There are plenty of templates you can use to frame your mind. A customer letter is a great example. SWOT analysis, list of pros and coins, GTM strategy, or simply your suggested solution... I think it was Gibson Biddle who said the best way to build a product strategy is just to start writing it down and iterate with others.
Btw, as a product leader, I’ve sometimes expected written descriptions from PMs in my teams, so both sides can focus — maybe your manager would welcome that as well.
Use drawing when talking to your team or manager. It is one language we all speak. Instead of a long description of the first idea, draw something by hand. It makes you think and accelerates understanding of others.
Draw a wireframe, UML diagram, or a roadmap. Anything that helps your brain to focus on a specific task or problem.
The ultimate tool when training for presentations or meetings. Usually faster than writing. I also use it when I’m on the go and I want to store some broader ideas.
Available for free on your phone, you can add them to your notes as a combination of all the above.
Writing, drawing, and using voice memos have one another thing in common — they help you to focus and calm in case you have a wild mind and don’t know how to focus on one thing.
I know, I know, AI again. The thing that might bury our jobs. Before it shoots us from behind with a shotgun, it makes sense as your buddy. Enemy of my enemy…
You can ask ChatGPT about competitors, challenges, USPs, or use it in role-play mode. I’m not letting it make decisions for me, but rather I use it as another source of input in the same way I would talk to a colleague. The only difference is that I can do this 24/7 without stealing someone else’s time, and I can do it much faster.
When I was working for Mews, I would ask things like this:
“I work for a company building a property management system. I want to make a better self-service experience for guests. Is building a chatbot a good idea? What competitors are offering this? And what might be adoption challenges for hotels?”
While I was writing this article, Lenny asked on Twitter how others are using ChatGPT in reality — this might be a great inspiration.
This is already well known — use calendar blocks to do deep work. Don’t let others interrupt it. Find out what time of day works best for you, block it in your calendar, and stick with it. The biggest enemy of this method is yourself — not your colleagues asking for your time. You are the gate keeper. Stick with it!
The LNO framework
Not all tasks are equal. Some require more energy, some less. You can deal with tasks under 3 minutes immediately, don’t store them in your mind or in a never-ending task list in Asana.
The LNO framework is described by Shreays on his twitter and it might help you get things more under control.
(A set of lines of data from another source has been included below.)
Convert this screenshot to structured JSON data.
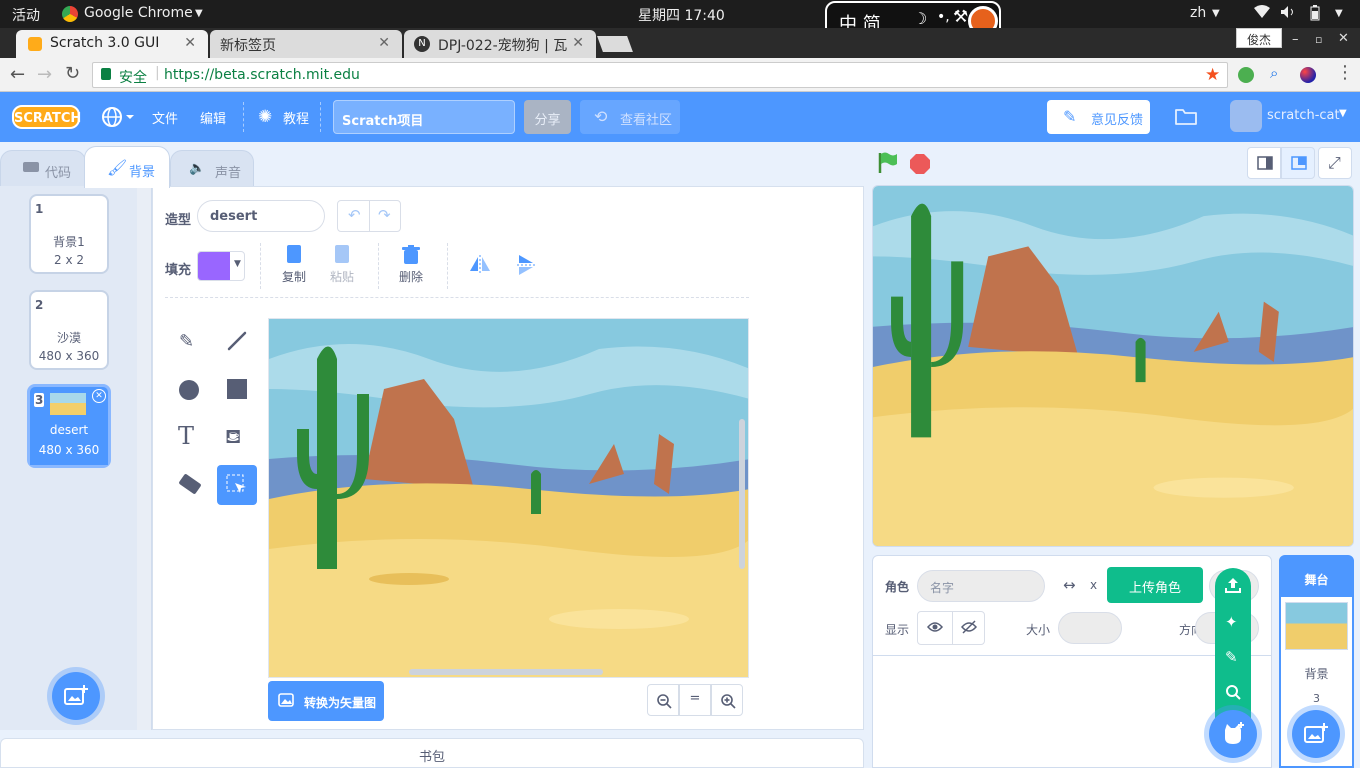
{
  "os": {
    "activities": "活动",
    "app_menu": "Google Chrome",
    "clock": "星期四 17:40",
    "input_method": "中 简",
    "lang": "zh"
  },
  "browser": {
    "tabs": [
      {
        "title": "Scratch 3.0 GUI",
        "active": true
      },
      {
        "title": "新标签页",
        "active": false
      },
      {
        "title": "DPJ-022-宠物狗 | 瓦",
        "active": false
      }
    ],
    "profile": "俊杰",
    "secure_label": "安全",
    "url": "https://beta.scratch.mit.edu"
  },
  "menubar": {
    "logo": "SCRATCH",
    "file": "文件",
    "edit": "编辑",
    "tutorials": "教程",
    "project_title": "Scratch项目",
    "share": "分享",
    "see_community": "查看社区",
    "feedback": "意见反馈",
    "username": "scratch-cat"
  },
  "editor_tabs": {
    "code": "代码",
    "costumes": "背景",
    "sounds": "声音"
  },
  "backdrops": [
    {
      "index": "1",
      "name": "背景1",
      "size": "2 x 2",
      "selected": false
    },
    {
      "index": "2",
      "name": "沙漠",
      "size": "480 x 360",
      "selected": false
    },
    {
      "index": "3",
      "name": "desert",
      "size": "480 x 360",
      "selected": true
    }
  ],
  "paint": {
    "costume_label": "造型",
    "costume_name": "desert",
    "fill_label": "填充",
    "fill_color": "#9966ff",
    "copy": "复制",
    "paste": "粘贴",
    "delete": "删除",
    "convert": "转换为矢量图",
    "zoom_reset": "="
  },
  "backpack": "书包",
  "sprite_info": {
    "sprite_label": "角色",
    "name_placeholder": "名字",
    "x_label": "x",
    "show_label": "显示",
    "size_label": "大小",
    "direction_label": "方向",
    "upload_tooltip": "上传角色"
  },
  "stage_pane": {
    "title": "舞台",
    "backdrops_label": "背景",
    "backdrop_count": "3"
  },
  "colors": {
    "scratch_blue": "#4d97ff",
    "sprite_green": "#0fbd8c",
    "fill_purple": "#9966ff"
  }
}
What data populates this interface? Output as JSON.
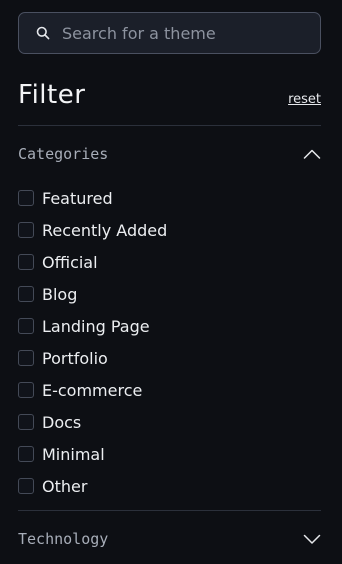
{
  "search": {
    "placeholder": "Search for a theme",
    "value": ""
  },
  "filter": {
    "title": "Filter",
    "reset_label": "reset"
  },
  "sections": [
    {
      "title": "Categories",
      "expanded": true,
      "items": [
        {
          "label": "Featured",
          "checked": false
        },
        {
          "label": "Recently Added",
          "checked": false
        },
        {
          "label": "Official",
          "checked": false
        },
        {
          "label": "Blog",
          "checked": false
        },
        {
          "label": "Landing Page",
          "checked": false
        },
        {
          "label": "Portfolio",
          "checked": false
        },
        {
          "label": "E-commerce",
          "checked": false
        },
        {
          "label": "Docs",
          "checked": false
        },
        {
          "label": "Minimal",
          "checked": false
        },
        {
          "label": "Other",
          "checked": false
        }
      ]
    },
    {
      "title": "Technology",
      "expanded": false
    }
  ],
  "icons": {
    "search": "search-icon",
    "collapse": "chevron-up-icon",
    "expand": "chevron-down-icon"
  },
  "colors": {
    "background": "#0d0f14",
    "input_bg": "#1b1f29",
    "input_border": "#4a5060",
    "divider": "#2b303b"
  }
}
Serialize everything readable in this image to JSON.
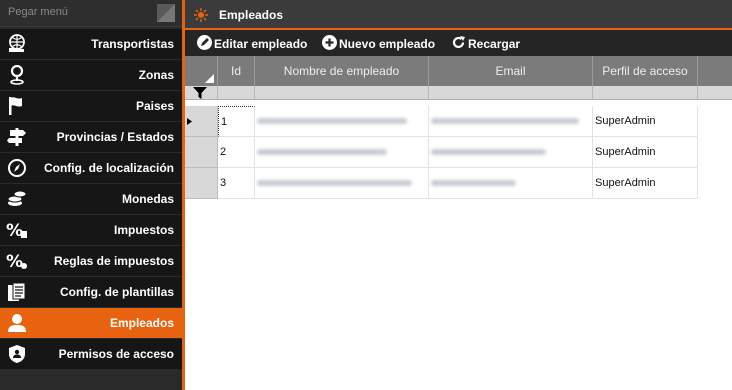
{
  "sidebar": {
    "pin_label": "Pegar menú",
    "items": [
      {
        "label": "Transportistas",
        "icon": "globe-truck-icon"
      },
      {
        "label": "Zonas",
        "icon": "location-pin-icon"
      },
      {
        "label": "Paises",
        "icon": "flag-icon"
      },
      {
        "label": "Provincias / Estados",
        "icon": "signpost-icon"
      },
      {
        "label": "Config. de localización",
        "icon": "compass-icon"
      },
      {
        "label": "Monedas",
        "icon": "coins-icon"
      },
      {
        "label": "Impuestos",
        "icon": "percent-icon"
      },
      {
        "label": "Reglas de impuestos",
        "icon": "percent-gear-icon"
      },
      {
        "label": "Config. de plantillas",
        "icon": "document-icon"
      },
      {
        "label": "Empleados",
        "icon": "user-icon",
        "active": true
      },
      {
        "label": "Permisos de acceso",
        "icon": "shield-icon"
      }
    ]
  },
  "title": "Empleados",
  "toolbar": {
    "edit_label": "Editar empleado",
    "new_label": "Nuevo empleado",
    "reload_label": "Recargar"
  },
  "grid": {
    "columns": [
      "Id",
      "Nombre de empleado",
      "Email",
      "Perfil de acceso"
    ],
    "rows": [
      {
        "id": "1",
        "profile": "SuperAdmin"
      },
      {
        "id": "2",
        "profile": "SuperAdmin"
      },
      {
        "id": "3",
        "profile": "SuperAdmin"
      }
    ]
  },
  "colors": {
    "accent": "#e8630f",
    "sidebar_bg": "#161616",
    "header_bg": "#7b7b7b"
  }
}
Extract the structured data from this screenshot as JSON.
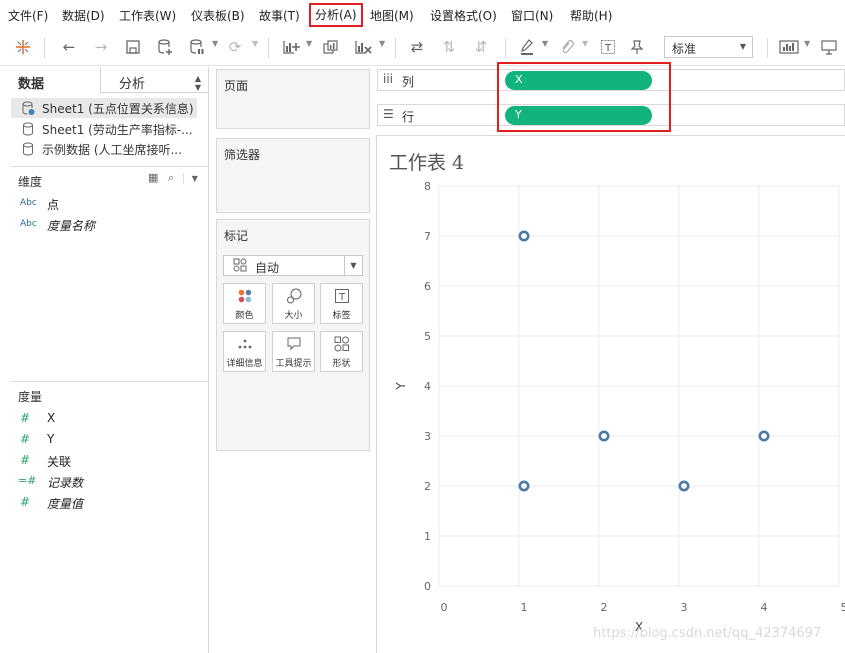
{
  "menu": {
    "file": "文件(F)",
    "data": "数据(D)",
    "worksheet": "工作表(W)",
    "dashboard": "仪表板(B)",
    "story": "故事(T)",
    "analysis": "分析(A)",
    "map": "地图(M)",
    "format": "设置格式(O)",
    "window": "窗口(N)",
    "help": "帮助(H)"
  },
  "toolbar": {
    "fit_value": "标准"
  },
  "left_pane": {
    "tab_data": "数据",
    "tab_analysis": "分析",
    "datasources": [
      {
        "label": "Sheet1 (五点位置关系信息)"
      },
      {
        "label": "Sheet1 (劳动生产率指标-..."
      },
      {
        "label": "示例数据 (人工坐席接听..."
      }
    ],
    "dimensions_title": "维度",
    "dimensions": [
      {
        "type": "Abc",
        "label": "点"
      },
      {
        "type": "Abc",
        "label": "度量名称"
      }
    ],
    "measures_title": "度量",
    "measures": [
      {
        "type": "#",
        "label": "X"
      },
      {
        "type": "#",
        "label": "Y"
      },
      {
        "type": "#",
        "label": "关联"
      },
      {
        "type": "=#",
        "label": "记录数"
      },
      {
        "type": "#",
        "label": "度量值"
      }
    ]
  },
  "cards": {
    "pages": "页面",
    "filters": "筛选器",
    "marks": "标记",
    "mark_type": "自动",
    "mark_buttons": {
      "color": "颜色",
      "size": "大小",
      "label": "标签",
      "detail": "详细信息",
      "tooltip": "工具提示",
      "shape": "形状"
    }
  },
  "shelves": {
    "columns_label": "列",
    "rows_label": "行",
    "columns_pill": "X",
    "rows_pill": "Y"
  },
  "worksheet": {
    "title": "工作表 4"
  },
  "chart_data": {
    "type": "scatter",
    "xlabel": "X",
    "ylabel": "Y",
    "xlim": [
      0,
      5
    ],
    "ylim": [
      0,
      8
    ],
    "x_ticks": [
      "0",
      "1",
      "2",
      "3",
      "4",
      "5"
    ],
    "y_ticks": [
      "0",
      "1",
      "2",
      "3",
      "4",
      "5",
      "6",
      "7",
      "8"
    ],
    "points": [
      {
        "x": 1,
        "y": 7
      },
      {
        "x": 1,
        "y": 2
      },
      {
        "x": 2,
        "y": 3
      },
      {
        "x": 3,
        "y": 2
      },
      {
        "x": 4,
        "y": 3
      }
    ],
    "marker_color": "#4e79a7",
    "marker_style": "open-circle",
    "grid": true
  },
  "watermark": "https://blog.csdn.net/qq_42374697"
}
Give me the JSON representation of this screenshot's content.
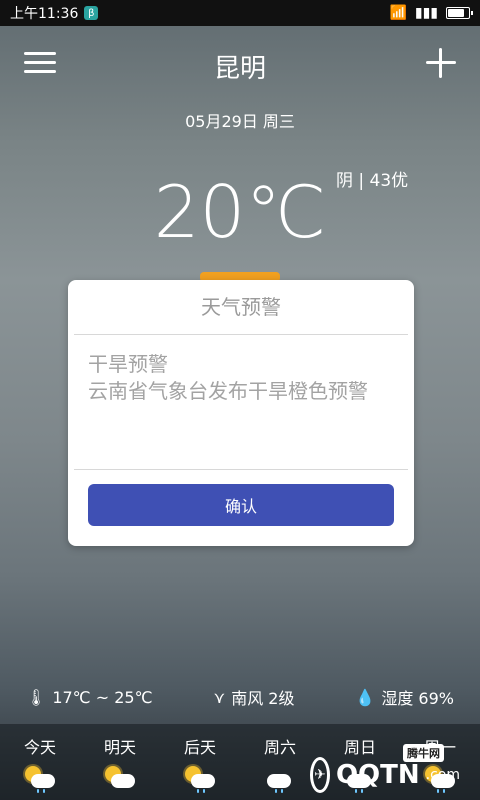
{
  "status": {
    "time": "上午11:36",
    "app_badge": "β"
  },
  "header": {
    "city": "昆明"
  },
  "date": "05月29日 周三",
  "current": {
    "temperature": "20℃",
    "aqi": "阴 | 43优"
  },
  "dialog": {
    "title": "天气预警",
    "headline": "干旱预警",
    "message": "云南省气象台发布干旱橙色预警",
    "confirm": "确认"
  },
  "stats": {
    "temp_range": "17℃ ~ 25℃",
    "wind": "南风 2级",
    "humidity": "湿度 69%"
  },
  "forecast": [
    {
      "label": "今天",
      "icon": "sun-cloud-rain-icon"
    },
    {
      "label": "明天",
      "icon": "sun-cloud-icon"
    },
    {
      "label": "后天",
      "icon": "sun-cloud-rain-icon"
    },
    {
      "label": "周六",
      "icon": "cloud-rain-icon"
    },
    {
      "label": "周日",
      "icon": "cloud-rain-icon"
    },
    {
      "label": "周一",
      "icon": "sun-cloud-rain-icon"
    }
  ],
  "watermark": {
    "text": "QQTN",
    "badge": "腾牛网",
    "suffix": ".com"
  },
  "colors": {
    "accent": "#3f50b4",
    "tab": "#f1a020"
  }
}
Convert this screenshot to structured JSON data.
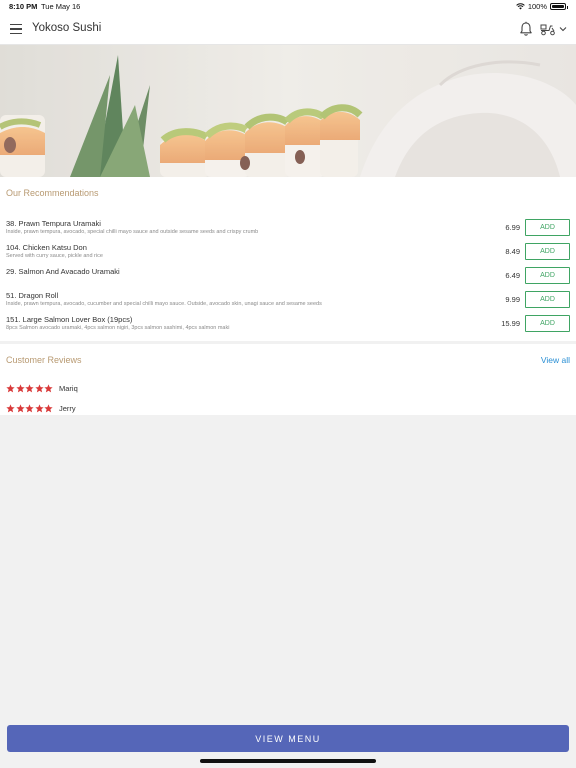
{
  "status_bar": {
    "time": "8:10 PM",
    "date": "Tue May 16",
    "battery": "100%",
    "icons": [
      "wifi-icon",
      "battery-icon"
    ]
  },
  "header": {
    "title": "Yokoso Sushi",
    "icons": [
      "hamburger-menu-icon",
      "bell-icon",
      "delivery-scooter-icon",
      "chevron-down-icon"
    ]
  },
  "hero": {
    "icon": "sushi-hero-image"
  },
  "recommendations": {
    "title": "Our Recommendations",
    "add_label": "ADD",
    "items": [
      {
        "name": "38. Prawn Tempura Uramaki",
        "description": "Inside, prawn tempura, avocado, special chilli mayo sauce and outside sesame seeds and crispy crumb",
        "price": "6.99"
      },
      {
        "name": "104. Chicken Katsu Don",
        "description": "Served with curry sauce, pickle and rice",
        "price": "8.49"
      },
      {
        "name": "29. Salmon And Avacado Uramaki",
        "description": "",
        "price": "6.49"
      },
      {
        "name": "51. Dragon Roll",
        "description": "Inside, prawn tempura, avocado, cucumber and special chilli mayo sauce. Outside, avocado skin, unagi sauce and sesame seeds",
        "price": "9.99"
      },
      {
        "name": "151. Large Salmon Lover Box (19pcs)",
        "description": "8pcs Salmon avocado uramaki, 4pcs salmon nigiri, 3pcs salmon sashimi, 4pcs salmon maki",
        "price": "15.99"
      }
    ]
  },
  "reviews": {
    "title": "Customer Reviews",
    "view_all": "View all",
    "items": [
      {
        "name": "Mariq",
        "rating": 5
      },
      {
        "name": "Jerry",
        "rating": 5
      }
    ]
  },
  "footer": {
    "view_menu": "VIEW MENU"
  },
  "colors": {
    "accent_text": "#b89a72",
    "add_button": "#3fa463",
    "link": "#2a8fd4",
    "primary_button": "#5566b8",
    "star": "#d93a3a"
  }
}
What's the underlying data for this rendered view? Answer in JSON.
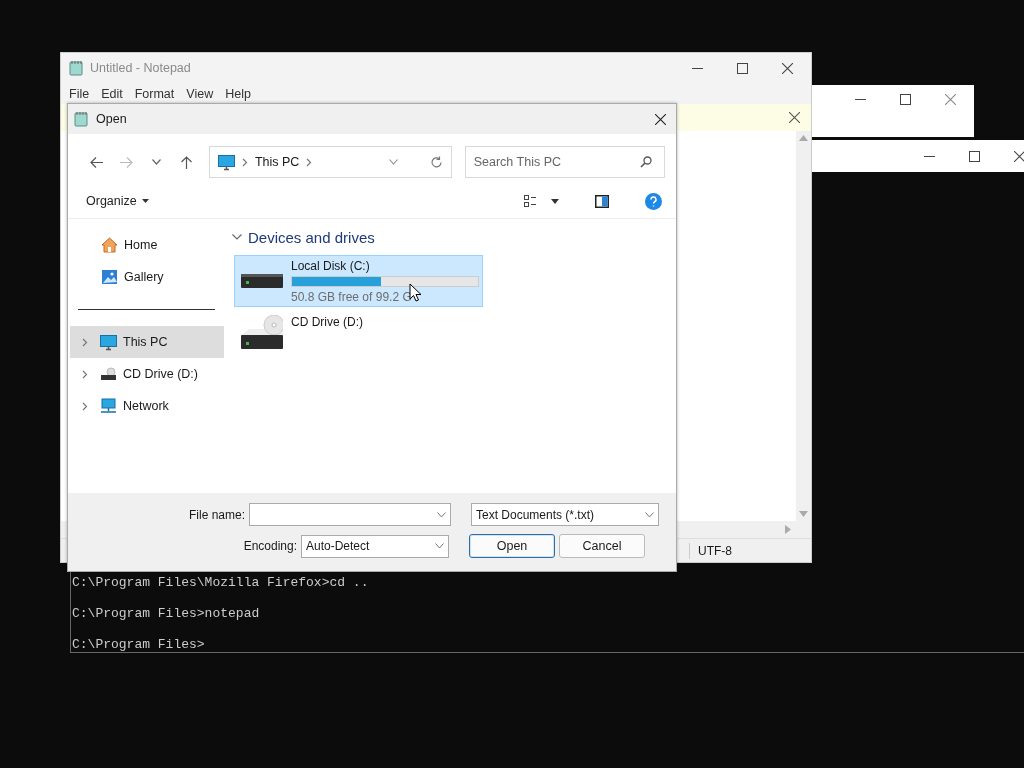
{
  "console": {
    "lines": [
      "C:\\Program Files\\Mozilla Firefox>cd ..",
      "C:\\Program Files>notepad",
      "C:\\Program Files>"
    ]
  },
  "notepad": {
    "title": "Untitled - Notepad",
    "menu": [
      "File",
      "Edit",
      "Format",
      "View",
      "Help"
    ],
    "status_encoding": "UTF-8"
  },
  "dialog": {
    "title": "Open",
    "address": {
      "location": "This PC"
    },
    "search": {
      "placeholder": "Search This PC"
    },
    "toolbar": {
      "organize": "Organize"
    },
    "sidebar": {
      "quick": [
        {
          "label": "Home"
        },
        {
          "label": "Gallery"
        }
      ],
      "tree": [
        {
          "label": "This PC",
          "selected": true
        },
        {
          "label": "CD Drive (D:)",
          "selected": false
        },
        {
          "label": "Network",
          "selected": false
        }
      ]
    },
    "group": {
      "title": "Devices and drives"
    },
    "drives": [
      {
        "kind": "disk",
        "name": "Local Disk (C:)",
        "selected": true,
        "level": 0.48,
        "free": "50.8 GB free of 99.2 G"
      },
      {
        "kind": "cd",
        "name": "CD Drive (D:)",
        "selected": false
      }
    ],
    "file_name": {
      "label": "File name:"
    },
    "file_type": "Text Documents (*.txt)",
    "encoding": {
      "label": "Encoding:",
      "value": "Auto-Detect"
    },
    "buttons": [
      {
        "kind": "primary",
        "label": "Open"
      },
      {
        "kind": "secondary",
        "label": "Cancel"
      }
    ]
  }
}
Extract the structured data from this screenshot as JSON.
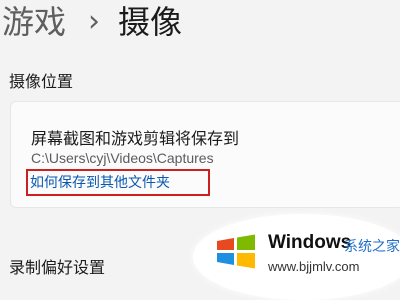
{
  "breadcrumb": {
    "parent": "游戏",
    "separator": "›",
    "current": "摄像"
  },
  "capture_location": {
    "section_title": "摄像位置",
    "card": {
      "title": "屏幕截图和游戏剪辑将保存到",
      "path": "C:\\Users\\cyj\\Videos\\Captures",
      "link": "如何保存到其他文件夹"
    }
  },
  "recording": {
    "section_title": "录制偏好设置"
  },
  "watermark": {
    "brand": "Windows",
    "brand_cn": "系统之家",
    "url": "www.bjjmlv.com"
  },
  "colors": {
    "link": "#0a58b2",
    "highlight_box": "#cc1f1f",
    "logo": [
      "#e84a1f",
      "#7fba00",
      "#1f8fe0",
      "#ffb900"
    ]
  }
}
Steer your excitement — get it done or smash it
This is something I realized recently, and it is a game-changer for me. It took me many years to understand.
If you are in love with some ideas, take any step that will help you determine if they are worth it for you or not. I always had around 1000 ideas, and I talked about them more than I actually did them. This ended up in a loophole where I had a paralysis on what ideas I want to work on.
Talk to potential clients or colleagues from a customer care about it. Write it down. Draw it. Build a lander for it. Doing these small things helped me to throw stupid or idealistic ideas into the brain’s garbage can because even they don’t deserve to stay there.
Don't forget about your job
With all the frameworks on the internet, with SVPG, with Reddit groups, with all the podcasts and Twitter wisdom… don’t forget about your job and your skills. Consuming these things might become toxic as you start looking for something that is unreal. A lot of these pieces of advice are just theory — well-written, but hardly applicable in real world. It depends heavily on the environment you work in, on your manager, and on company culture and goals.
Don’t forget about your job — do it no matter what articles say. Use it as a way to improve yourself, not as a dogma. If your job is about handling delivery and writing stories, do it. Or change the company.
It is easy to say, but hard to keep in mind and apply. Learn by doing. Good luck!